Records Start Marker

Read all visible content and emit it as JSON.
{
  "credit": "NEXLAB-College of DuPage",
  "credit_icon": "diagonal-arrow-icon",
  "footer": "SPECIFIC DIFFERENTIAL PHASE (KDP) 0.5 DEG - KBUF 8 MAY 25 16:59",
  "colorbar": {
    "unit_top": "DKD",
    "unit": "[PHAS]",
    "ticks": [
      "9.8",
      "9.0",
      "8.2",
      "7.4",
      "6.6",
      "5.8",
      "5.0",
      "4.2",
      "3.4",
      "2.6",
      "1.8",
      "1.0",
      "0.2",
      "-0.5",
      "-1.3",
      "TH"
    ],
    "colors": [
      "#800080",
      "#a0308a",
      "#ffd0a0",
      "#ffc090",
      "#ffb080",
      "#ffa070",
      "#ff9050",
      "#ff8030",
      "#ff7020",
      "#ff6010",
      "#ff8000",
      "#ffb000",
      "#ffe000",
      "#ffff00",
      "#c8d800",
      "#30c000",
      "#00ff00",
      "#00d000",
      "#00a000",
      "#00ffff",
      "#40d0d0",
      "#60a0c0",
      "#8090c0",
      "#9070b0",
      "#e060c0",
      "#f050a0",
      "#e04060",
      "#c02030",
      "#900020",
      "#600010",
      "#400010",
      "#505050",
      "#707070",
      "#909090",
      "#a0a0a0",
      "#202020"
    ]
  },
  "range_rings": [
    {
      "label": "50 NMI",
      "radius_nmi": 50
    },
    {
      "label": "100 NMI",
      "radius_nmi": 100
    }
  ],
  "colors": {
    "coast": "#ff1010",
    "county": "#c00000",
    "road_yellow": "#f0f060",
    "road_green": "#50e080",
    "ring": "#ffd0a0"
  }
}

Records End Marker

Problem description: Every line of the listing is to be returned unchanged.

The completed task:
Read all visible content and emit it as JSON.
{
  "credit": "NEXLAB-College of DuPage",
  "credit_icon": "diagonal-arrow-icon",
  "footer": "SPECIFIC DIFFERENTIAL PHASE (KDP) 0.5 DEG - KBUF 8 MAY 25 16:59",
  "colorbar": {
    "unit_top": "DKD",
    "unit": "[PHAS]",
    "ticks": [
      "9.8",
      "9.0",
      "8.2",
      "7.4",
      "6.6",
      "5.8",
      "5.0",
      "4.2",
      "3.4",
      "2.6",
      "1.8",
      "1.0",
      "0.2",
      "-0.5",
      "-1.3",
      "TH"
    ],
    "colors": [
      "#800080",
      "#a0308a",
      "#ffd0a0",
      "#ffc090",
      "#ffb080",
      "#ffa070",
      "#ff9050",
      "#ff8030",
      "#ff7020",
      "#ff6010",
      "#ff8000",
      "#ffb000",
      "#ffe000",
      "#ffff00",
      "#c8d800",
      "#30c000",
      "#00ff00",
      "#00d000",
      "#00a000",
      "#00ffff",
      "#40d0d0",
      "#60a0c0",
      "#8090c0",
      "#9070b0",
      "#e060c0",
      "#f050a0",
      "#e04060",
      "#c02030",
      "#900020",
      "#600010",
      "#400010",
      "#505050",
      "#707070",
      "#909090",
      "#a0a0a0",
      "#202020"
    ]
  },
  "range_rings": [
    {
      "label": "50 NMI",
      "radius_nmi": 50
    },
    {
      "label": "100 NMI",
      "radius_nmi": 100
    }
  ],
  "colors": {
    "coast": "#ff1010",
    "county": "#c00000",
    "road_yellow": "#f0f060",
    "road_green": "#50e080",
    "ring": "#ffd0a0"
  }
}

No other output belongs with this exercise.